The plaintiff appealed, arguing that the trial court erred in granting the JNOV motion.  The California Court of Appeal (Fourth Appellate District, Division Three) agreed with the plaintiff in this unpublished opinion.

The court began its analysis by noting that the supervisor unquestionably engaged in malice and oppression; throughout a 28-day training period, he made numerous unwanted sexual advances towards the plaintiff.

The question then became whether the employer could be punished for ratifying the supervisor's misconduct.  The Court of Appeal concluded that the company's human resources a director was a managing agent within the meaning of Civil Code section 3294, and that the human resources director ratified the supervisor's conduct by failing to investigate the plaintiff's complaints.  That failure to investigate was directly contrary to the company's written policies for responding to and preventing sexual harassment. 

The employer argued on appeal that the company did not need to investigate in this particular instance because because the plaintiff did not complain about the harassment until after she left the company.  The Court of Appeal rejected that argument, holding that "there is no applicable law or evidence that once an employee leaves an investigation is unnecessary."

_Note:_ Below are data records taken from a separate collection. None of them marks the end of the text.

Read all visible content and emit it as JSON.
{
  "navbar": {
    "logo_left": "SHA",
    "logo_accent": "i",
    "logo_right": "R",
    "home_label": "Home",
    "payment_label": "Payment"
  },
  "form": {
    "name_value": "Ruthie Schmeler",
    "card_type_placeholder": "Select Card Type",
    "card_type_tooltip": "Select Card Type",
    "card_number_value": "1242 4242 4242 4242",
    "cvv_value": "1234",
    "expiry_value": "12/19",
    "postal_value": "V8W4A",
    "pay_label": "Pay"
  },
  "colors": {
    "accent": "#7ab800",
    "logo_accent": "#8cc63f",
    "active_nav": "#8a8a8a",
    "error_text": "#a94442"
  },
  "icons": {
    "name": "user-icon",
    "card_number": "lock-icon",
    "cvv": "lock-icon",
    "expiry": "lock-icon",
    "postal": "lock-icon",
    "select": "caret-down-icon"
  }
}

The Court of Appeal then reversed the trial court's JNOV, reinstating the full amount of the jury's punitive damages award.  That will be a bitter pill for the corporation's board of directors, who probably thought they had protected the company from this type of award by adopting a policy that required a thorough investigation of any harassment claims.


January 16, 2015

Georgia jury awards $47.9 million in punitive damages

The Daily Report of Fulton County, Georgia is reporting that a jury there has awarded $72.8 million to a school teacher who was burned after a gas line in his apartment exploded. He sued his landlord, claiming that the explosion was caused by the landlord's violation of building codes.  The verdict consists of $17.9 million in compensatory damages, $47.9 million in punitive damages, and $7 million in attorney fees. 

A Georgia statute limits punitive damages to $250,000 except in products liability cases, cases involving a specific intent to harm, and cases where the defendant was under the influence of drugs or alcohol.  None of those exceptions would seem to apply here.